Movie Review: ‘LITTLE WOODS’ a gripping social drama that stings like pine needles


James C. Clay // Film Critic


R, 105 minutes.
Director: Nia DaCosta
Cast: Tessa Thompson, Lily James, James Badge Dale, Luke Kirby

Bear with me as I quote Kanye West: “Having money is not everything, not having it is.”

This anxiety is compounded ten fold in director Nia DaCosta’s film LITTLE WOODS, which portrays a space surrounded by danger, darkness, and beauty. There’s a meditative streak to this film, which has DaCosta pairing Tessa Thompson (CREED) with Lily James (BABY DRIVER). Both actors are outside their comfort zone, yet they feel embolden to tell a story that affects so many Americans today.

Cut from the same cloth as Debra Granik’s WINTER’S BONE, with a twinge of Kelly Reichardt, this thriller see that DaCosta has an original vision that’s imprinted all over the canvas of this project. The emerging filmmaker made a film that speaks to the lower class Americans and poses their problems without judgement, only a victim of circumstance. After seeing LITTLE WOODS, you may know now why Jordan Peele hired DaCosta to headline the reboot of horror film CANDYMAN that hits theaters next year.

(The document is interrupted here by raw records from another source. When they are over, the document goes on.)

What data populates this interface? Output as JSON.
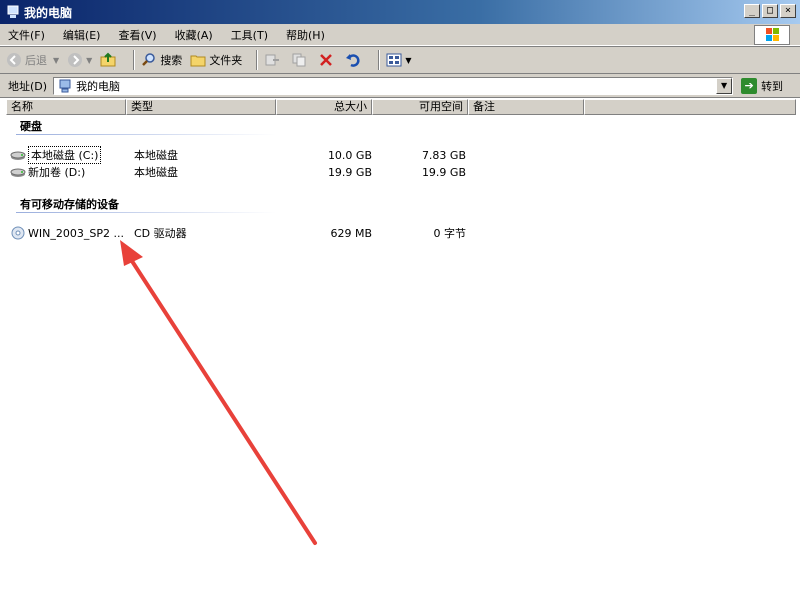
{
  "window": {
    "title": "我的电脑",
    "controls": {
      "minimize": "_",
      "maximize": "□",
      "close": "×"
    }
  },
  "menu": [
    "文件(F)",
    "编辑(E)",
    "查看(V)",
    "收藏(A)",
    "工具(T)",
    "帮助(H)"
  ],
  "toolbar": {
    "back": "后退",
    "search": "搜索",
    "folders": "文件夹"
  },
  "address": {
    "label": "地址(D)",
    "value": "我的电脑",
    "go": "转到"
  },
  "columns": [
    "名称",
    "类型",
    "总大小",
    "可用空间",
    "备注"
  ],
  "groups": [
    {
      "title": "硬盘",
      "items": [
        {
          "name": "本地磁盘 (C:)",
          "type": "本地磁盘",
          "total": "10.0 GB",
          "free": "7.83 GB"
        },
        {
          "name": "新加卷 (D:)",
          "type": "本地磁盘",
          "total": "19.9 GB",
          "free": "19.9 GB"
        }
      ]
    },
    {
      "title": "有可移动存储的设备",
      "items": [
        {
          "name": "WIN_2003_SP2 ...",
          "type": "CD 驱动器",
          "total": "629 MB",
          "free": "0 字节"
        }
      ]
    }
  ],
  "colors": {
    "title_start": "#0a246a",
    "title_end": "#a6caf0",
    "chrome": "#d4d0c8",
    "arrow": "#e8413a"
  }
}
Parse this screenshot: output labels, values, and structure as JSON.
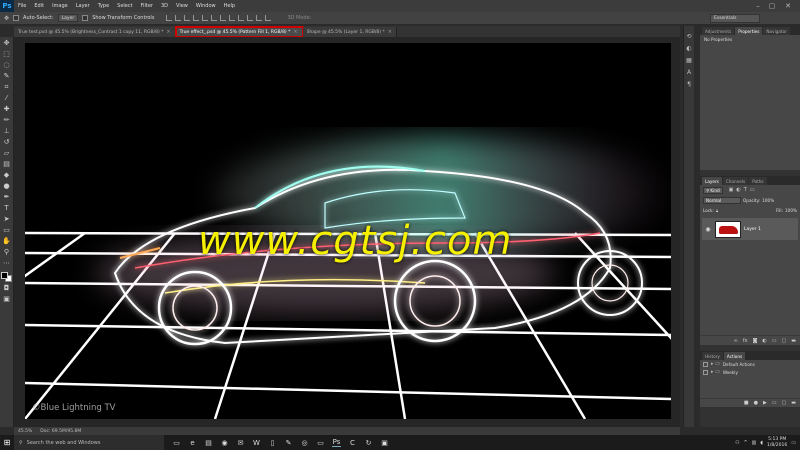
{
  "app": {
    "logo": "Ps"
  },
  "menubar": {
    "items": [
      "File",
      "Edit",
      "Image",
      "Layer",
      "Type",
      "Select",
      "Filter",
      "3D",
      "View",
      "Window",
      "Help"
    ]
  },
  "window_controls": [
    "–",
    "▢",
    "✕"
  ],
  "options": {
    "auto_select_label": "Auto-Select:",
    "auto_select_value": "Layer",
    "transform_label": "Show Transform Controls",
    "mode_3d_label": "3D Mode:",
    "workspace": "Essentials"
  },
  "tabs": [
    {
      "label": "True test.psd @ 45.5% (Brightness_Contrast 1 copy 11, RGB/8) *",
      "active": false
    },
    {
      "label": "True effect_.psd @ 45.5% (Pattern Fill 1, RGB/8) *",
      "active": true
    },
    {
      "label": "Shape @ 45.5% (Layer 1, RGB/8) *",
      "active": false
    }
  ],
  "canvas": {
    "watermark": "www.cgtsj.com",
    "channel_tag": "©Blue Lightning TV"
  },
  "status": {
    "zoom": "45.5%",
    "doc": "Doc: 69.5M/95.8M"
  },
  "panels": {
    "top_tabs": [
      "Adjustments",
      "Properties",
      "Navigator"
    ],
    "properties_title": "No Properties",
    "layer_tabs": [
      "Layers",
      "Channels",
      "Paths"
    ],
    "kind_label": "Kind",
    "blend_mode": "Normal",
    "opacity_label": "Opacity:",
    "opacity_value": "100%",
    "lock_label": "Lock:",
    "fill_label": "Fill:",
    "fill_value": "100%",
    "layer_name": "Layer 1",
    "history_tabs": [
      "History",
      "Actions"
    ],
    "actions": [
      "Default Actions",
      "Weekly"
    ]
  },
  "taskbar": {
    "search_placeholder": "Search the web and Windows",
    "time": "5:13 PM",
    "date": "1/8/2016"
  },
  "colors": {
    "tab_highlight": "#d10000",
    "watermark": "#f5f000",
    "ps_blue": "#31a8ff"
  }
}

Her mind is on the pulse of American social issues, and this is a voice Hollywood so badly needs.

The film follows Ollie (Thompson) and Deb (James), two sisters who have been estranged for some time after the passing of their mother (who we never encounter). There’s a sadness that lingers across Little Woods, North Dakota, a sense of hopelessness that the people who live in this once prosperous town are just existing. There are no promises, only despair.

Lily James, left, and Tessa Thompson in ‘LITTLE WOODS.’ Courtesy of Neon.

Ollie is enduring her last few days of probation that she is serving for crossing the Canadian border with a fist full of painkillers and an intent to distribute. DaCosta punctures ripe social commentary regarding lower income blue collar life, and their addiction to prescription medication. It’s a nasty cycle that breeds poverty, crime, and addiction. The sisters reconnect as Deb realizes that she’s going through an unplanned pregnancy with a deadbeat boyfriend (played by my favorite on-screen weirdo James Badge Dale).

There are countless impossible decisions that must be made in fast forward. The two sisters have a week to come up with nearly $6,000 to save their family’s decrepit house from the bank and decide what the next step is going to be for Deb’s pregnancy. There are dangerous men and law enforcement lurking around every corner. For Ollie and Deb, however, this is a by-any-means-necessary situation, and the only cure is the almighty dollar. In this film, there are no time for hugs.

DaCosta dives deep into the corruption of money and the power. It can save lives just as easily as it can end them. Thompson and James’ performances keep a distance from one another; there’s a closeness and history between the sisters, yet they play their parts like sincerity is a disease that can cause heartache.

LITTLE WOODS is not a thriller made for those looking for immediate payoffs. DaCosta takes her time in developing her setting and story, with results that are at times not so subtle. Balancing the systemic problem of poverty is no easy feat for a filmmaker who isn’t interested in solving the issues that plague the United States.

LITTLE WOODS is a challenging film, to say the least, that provides a platform for its actors to dive into lush thematic territory. This is a film that doesn’t rely on authenticity to convey its message. There’s almost a cushion to DaCosta’s film that feels necessary, and a safe space to lure in those who may not gravitate to this film at first glance. While the film simmers with depression, there’s hope after discovering DaCosta’s cinematic voice.

Grade: B

LITTLE WOODS is now playing in limited release.

About author

James C. Clay

James Cole Clay has been working as a film critic for the better part of a decade covering new releases, blu ray reviews and the occasional drive-in cult classic. His writing is dedicated to discovering social politics through diverse voices, primarily focusing on Women In Film and LGBTQ cinema.